▶ _How to complete this task_: Check each line of the records for "JSON"; collect those that have it.

▶ _Data records_:
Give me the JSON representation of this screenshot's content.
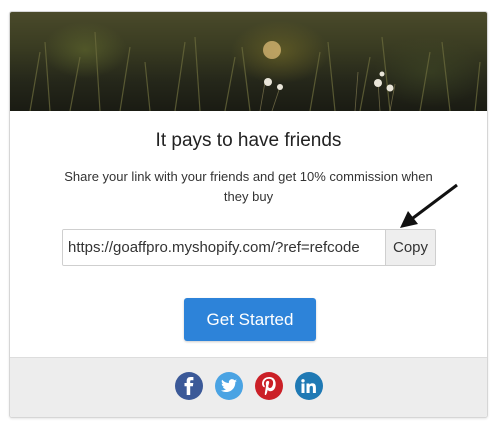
{
  "card": {
    "headline": "It pays to have friends",
    "subtext": "Share your link with your friends and get 10% commission when they buy",
    "referral_link": "https://goaffpro.myshopify.com/?ref=refcode",
    "copy_label": "Copy",
    "cta_label": "Get Started"
  },
  "social": [
    {
      "name": "facebook",
      "icon": "facebook-icon",
      "color": "#3b5998"
    },
    {
      "name": "twitter",
      "icon": "twitter-icon",
      "color": "#4aa3e3"
    },
    {
      "name": "pinterest",
      "icon": "pinterest-icon",
      "color": "#cb2027"
    },
    {
      "name": "linkedin",
      "icon": "linkedin-icon",
      "color": "#1f79b4"
    }
  ],
  "colors": {
    "accent": "#2d83d9",
    "footer_bg": "#ededed"
  }
}
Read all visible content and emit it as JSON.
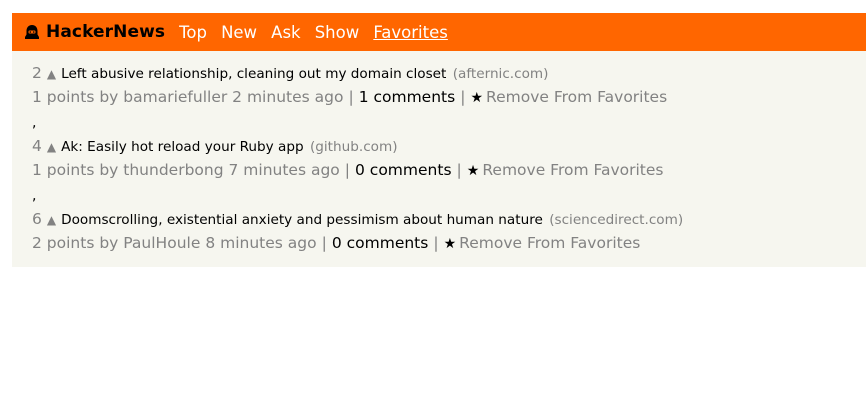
{
  "header": {
    "brand": "HackerNews",
    "nav": [
      {
        "label": "Top",
        "active": false
      },
      {
        "label": "New",
        "active": false
      },
      {
        "label": "Ask",
        "active": false
      },
      {
        "label": "Show",
        "active": false
      },
      {
        "label": "Favorites",
        "active": true
      }
    ]
  },
  "colors": {
    "header_bg": "#ff6600",
    "content_bg": "#f6f6ef",
    "muted": "#828282"
  },
  "separator": ",",
  "items": [
    {
      "rank": "2",
      "vote_icon": "▲",
      "title": "Left abusive relationship, cleaning out my domain closet",
      "site": "(afternic.com)",
      "points": "1 points by",
      "user": "bamariefuller",
      "age": "2 minutes ago",
      "comments": "1 comments",
      "action_icon": "★",
      "action": "Remove From Favorites"
    },
    {
      "rank": "4",
      "vote_icon": "▲",
      "title": "Ak: Easily hot reload your Ruby app",
      "site": "(github.com)",
      "points": "1 points by",
      "user": "thunderbong",
      "age": "7 minutes ago",
      "comments": "0 comments",
      "action_icon": "★",
      "action": "Remove From Favorites"
    },
    {
      "rank": "6",
      "vote_icon": "▲",
      "title": "Doomscrolling, existential anxiety and pessimism about human nature",
      "site": "(sciencedirect.com)",
      "points": "2 points by",
      "user": "PaulHoule",
      "age": "8 minutes ago",
      "comments": "0 comments",
      "action_icon": "★",
      "action": "Remove From Favorites"
    }
  ]
}
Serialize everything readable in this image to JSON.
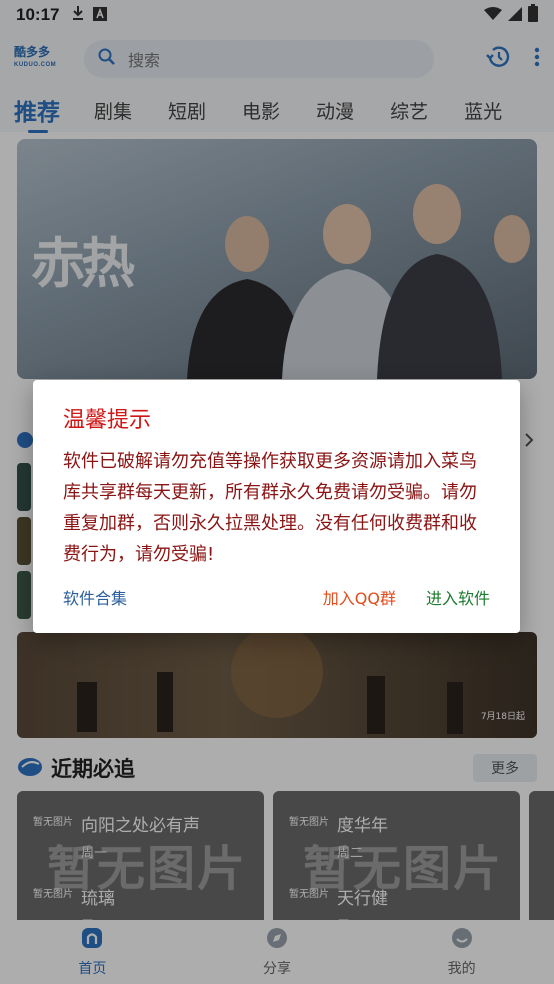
{
  "status_bar": {
    "time": "10:17",
    "icons": [
      "download-icon",
      "a-icon",
      "wifi-icon",
      "signal-icon",
      "battery-icon"
    ]
  },
  "app_bar": {
    "logo_text": "酷多多",
    "logo_sub": "KUDUO.COM",
    "search_placeholder": "搜索",
    "actions": [
      "history-icon",
      "more-vert-icon"
    ]
  },
  "tabs": [
    {
      "label": "推荐",
      "active": true
    },
    {
      "label": "剧集"
    },
    {
      "label": "短剧"
    },
    {
      "label": "电影"
    },
    {
      "label": "动漫"
    },
    {
      "label": "综艺"
    },
    {
      "label": "蓝光"
    }
  ],
  "banner": {
    "title_art": "赤热"
  },
  "strip": {
    "date_text": "7月18日起"
  },
  "section": {
    "title": "近期必追",
    "more_label": "更多"
  },
  "cards": [
    {
      "placeholder": "暂无图片",
      "tag": "暂无图片",
      "title1": "向阳之处必有声",
      "sub1": "周一",
      "title2": "琉璃",
      "sub2": "周一"
    },
    {
      "placeholder": "暂无图片",
      "tag": "暂无图片",
      "title1": "度华年",
      "sub1": "周二",
      "title2": "天行健",
      "sub2": "周二"
    }
  ],
  "bottom_nav": [
    {
      "label": "首页",
      "icon": "home-icon",
      "active": true
    },
    {
      "label": "分享",
      "icon": "compass-icon"
    },
    {
      "label": "我的",
      "icon": "smile-icon"
    }
  ],
  "dialog": {
    "title": "温馨提示",
    "message": "软件已破解请勿充值等操作获取更多资源请加入菜鸟库共享群每天更新，所有群永久免费请勿受骗。请勿重复加群，否则永久拉黑处理。没有任何收费群和收费行为，请勿受骗!",
    "button_left": "软件合集",
    "button_mid": "加入QQ群",
    "button_right": "进入软件"
  },
  "colors": {
    "accent": "#2e74c4",
    "dialog_title": "#d11616",
    "dialog_message": "#8a1414",
    "btn_left": "#2a5f9c",
    "btn_mid": "#e04d1c",
    "btn_right": "#1d7a2e"
  }
}
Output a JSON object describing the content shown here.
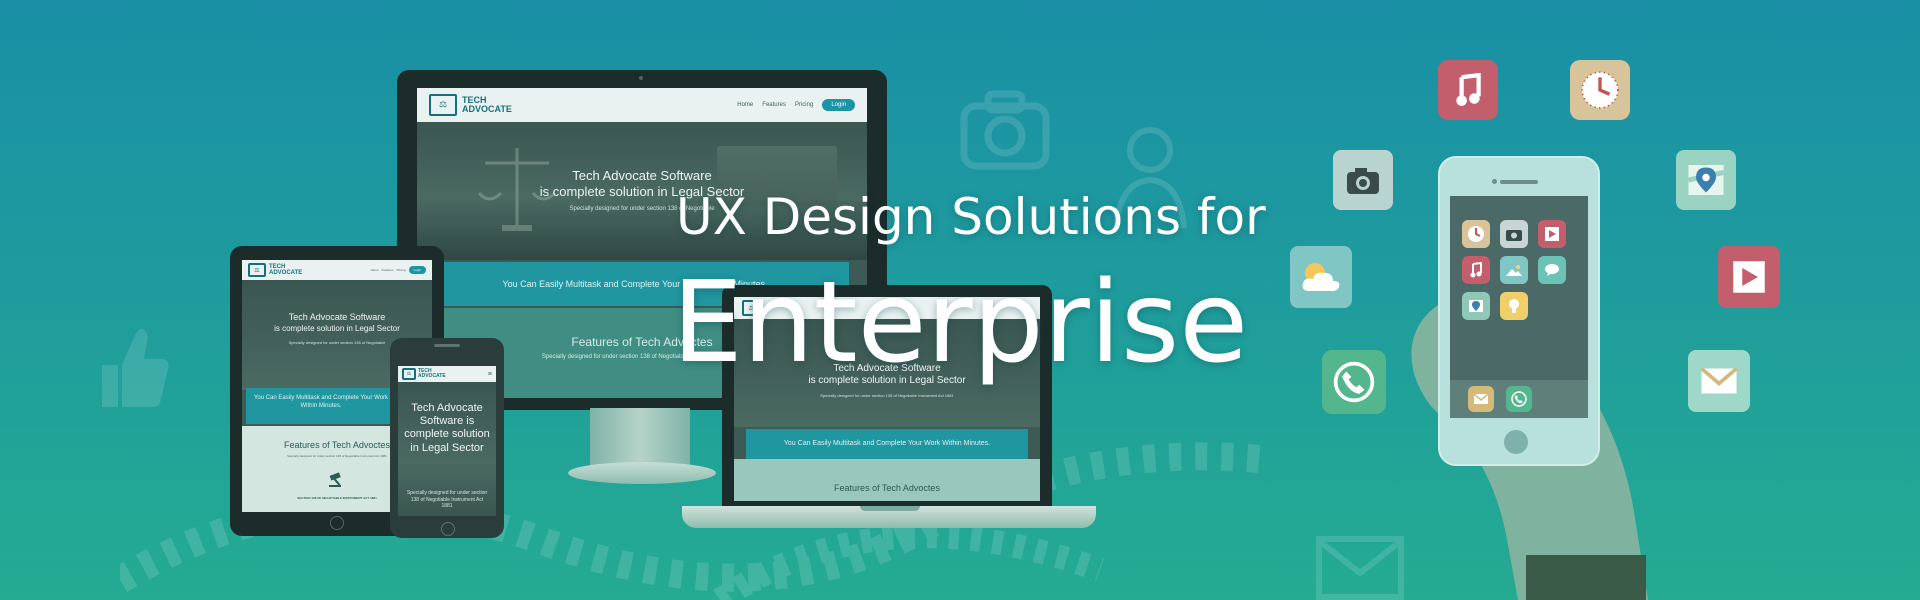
{
  "headline": {
    "line1": "UX Design Solutions for",
    "line2": "Enterprise"
  },
  "site": {
    "logo_line1": "TECH",
    "logo_line2": "ADVOCATE",
    "nav": [
      "Home",
      "Features",
      "Pricing"
    ],
    "login": "Login",
    "hero_line1": "Tech Advocate Software",
    "hero_line2": "is complete solution in Legal Sector",
    "hero_sub": "Specially designed for under section 138 of Negotiable",
    "band": "You Can Easily Multitask and Complete Your Work Within Minutes.",
    "features_title": "Features of Tech Advoctes",
    "features_sub": "Specially designed for under section 138 of Negotiable Instrument Act 1881",
    "section_caption": "SECTION 138 OF NEGOTIABLE INSTRUMENT ACT 1881",
    "phone_hero": "Tech Advocate Software is complete solution in Legal Sector",
    "phone_sub": "Specially designed for under section 138 of Negotiable Instrument Act 1881"
  },
  "colors": {
    "bg_top": "#1a8fa5",
    "bg_bottom": "#24ab92",
    "brand": "#16707a",
    "accent": "#1a95a6"
  },
  "icons": [
    "music-icon",
    "clock-icon",
    "camera-icon",
    "map-icon",
    "weather-icon",
    "video-icon",
    "phone-icon",
    "mail-icon",
    "lightbulb-icon"
  ]
}
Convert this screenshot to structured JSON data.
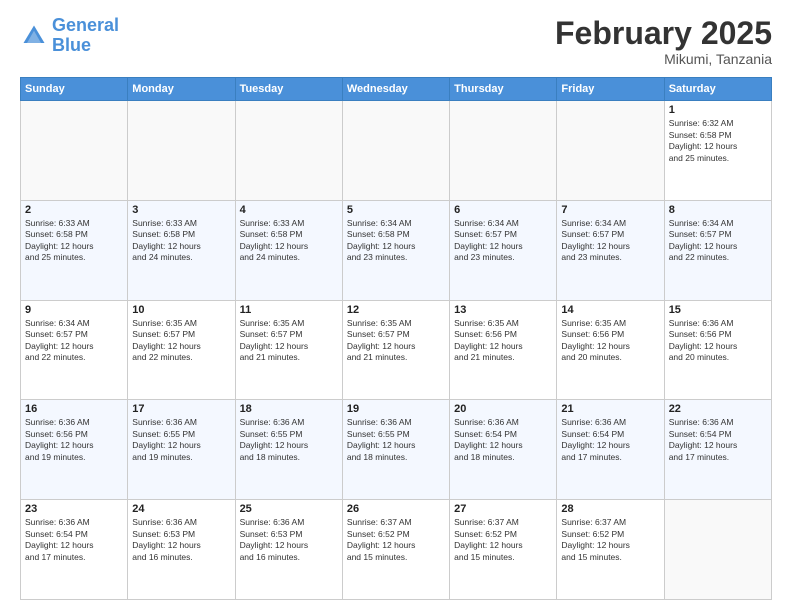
{
  "header": {
    "logo_general": "General",
    "logo_blue": "Blue",
    "month_title": "February 2025",
    "location": "Mikumi, Tanzania"
  },
  "days_of_week": [
    "Sunday",
    "Monday",
    "Tuesday",
    "Wednesday",
    "Thursday",
    "Friday",
    "Saturday"
  ],
  "weeks": [
    [
      {
        "day": "",
        "info": ""
      },
      {
        "day": "",
        "info": ""
      },
      {
        "day": "",
        "info": ""
      },
      {
        "day": "",
        "info": ""
      },
      {
        "day": "",
        "info": ""
      },
      {
        "day": "",
        "info": ""
      },
      {
        "day": "1",
        "info": "Sunrise: 6:32 AM\nSunset: 6:58 PM\nDaylight: 12 hours\nand 25 minutes."
      }
    ],
    [
      {
        "day": "2",
        "info": "Sunrise: 6:33 AM\nSunset: 6:58 PM\nDaylight: 12 hours\nand 25 minutes."
      },
      {
        "day": "3",
        "info": "Sunrise: 6:33 AM\nSunset: 6:58 PM\nDaylight: 12 hours\nand 24 minutes."
      },
      {
        "day": "4",
        "info": "Sunrise: 6:33 AM\nSunset: 6:58 PM\nDaylight: 12 hours\nand 24 minutes."
      },
      {
        "day": "5",
        "info": "Sunrise: 6:34 AM\nSunset: 6:58 PM\nDaylight: 12 hours\nand 23 minutes."
      },
      {
        "day": "6",
        "info": "Sunrise: 6:34 AM\nSunset: 6:57 PM\nDaylight: 12 hours\nand 23 minutes."
      },
      {
        "day": "7",
        "info": "Sunrise: 6:34 AM\nSunset: 6:57 PM\nDaylight: 12 hours\nand 23 minutes."
      },
      {
        "day": "8",
        "info": "Sunrise: 6:34 AM\nSunset: 6:57 PM\nDaylight: 12 hours\nand 22 minutes."
      }
    ],
    [
      {
        "day": "9",
        "info": "Sunrise: 6:34 AM\nSunset: 6:57 PM\nDaylight: 12 hours\nand 22 minutes."
      },
      {
        "day": "10",
        "info": "Sunrise: 6:35 AM\nSunset: 6:57 PM\nDaylight: 12 hours\nand 22 minutes."
      },
      {
        "day": "11",
        "info": "Sunrise: 6:35 AM\nSunset: 6:57 PM\nDaylight: 12 hours\nand 21 minutes."
      },
      {
        "day": "12",
        "info": "Sunrise: 6:35 AM\nSunset: 6:57 PM\nDaylight: 12 hours\nand 21 minutes."
      },
      {
        "day": "13",
        "info": "Sunrise: 6:35 AM\nSunset: 6:56 PM\nDaylight: 12 hours\nand 21 minutes."
      },
      {
        "day": "14",
        "info": "Sunrise: 6:35 AM\nSunset: 6:56 PM\nDaylight: 12 hours\nand 20 minutes."
      },
      {
        "day": "15",
        "info": "Sunrise: 6:36 AM\nSunset: 6:56 PM\nDaylight: 12 hours\nand 20 minutes."
      }
    ],
    [
      {
        "day": "16",
        "info": "Sunrise: 6:36 AM\nSunset: 6:56 PM\nDaylight: 12 hours\nand 19 minutes."
      },
      {
        "day": "17",
        "info": "Sunrise: 6:36 AM\nSunset: 6:55 PM\nDaylight: 12 hours\nand 19 minutes."
      },
      {
        "day": "18",
        "info": "Sunrise: 6:36 AM\nSunset: 6:55 PM\nDaylight: 12 hours\nand 18 minutes."
      },
      {
        "day": "19",
        "info": "Sunrise: 6:36 AM\nSunset: 6:55 PM\nDaylight: 12 hours\nand 18 minutes."
      },
      {
        "day": "20",
        "info": "Sunrise: 6:36 AM\nSunset: 6:54 PM\nDaylight: 12 hours\nand 18 minutes."
      },
      {
        "day": "21",
        "info": "Sunrise: 6:36 AM\nSunset: 6:54 PM\nDaylight: 12 hours\nand 17 minutes."
      },
      {
        "day": "22",
        "info": "Sunrise: 6:36 AM\nSunset: 6:54 PM\nDaylight: 12 hours\nand 17 minutes."
      }
    ],
    [
      {
        "day": "23",
        "info": "Sunrise: 6:36 AM\nSunset: 6:54 PM\nDaylight: 12 hours\nand 17 minutes."
      },
      {
        "day": "24",
        "info": "Sunrise: 6:36 AM\nSunset: 6:53 PM\nDaylight: 12 hours\nand 16 minutes."
      },
      {
        "day": "25",
        "info": "Sunrise: 6:36 AM\nSunset: 6:53 PM\nDaylight: 12 hours\nand 16 minutes."
      },
      {
        "day": "26",
        "info": "Sunrise: 6:37 AM\nSunset: 6:52 PM\nDaylight: 12 hours\nand 15 minutes."
      },
      {
        "day": "27",
        "info": "Sunrise: 6:37 AM\nSunset: 6:52 PM\nDaylight: 12 hours\nand 15 minutes."
      },
      {
        "day": "28",
        "info": "Sunrise: 6:37 AM\nSunset: 6:52 PM\nDaylight: 12 hours\nand 15 minutes."
      },
      {
        "day": "",
        "info": ""
      }
    ]
  ]
}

▶ _Output of the task_:
Give me the JSON representation of this screenshot's content.
Read all visible content and emit it as JSON.
Serialize everything readable in this image to JSON.
Output a JSON object describing the content shown here.
Convert this screenshot to structured JSON data.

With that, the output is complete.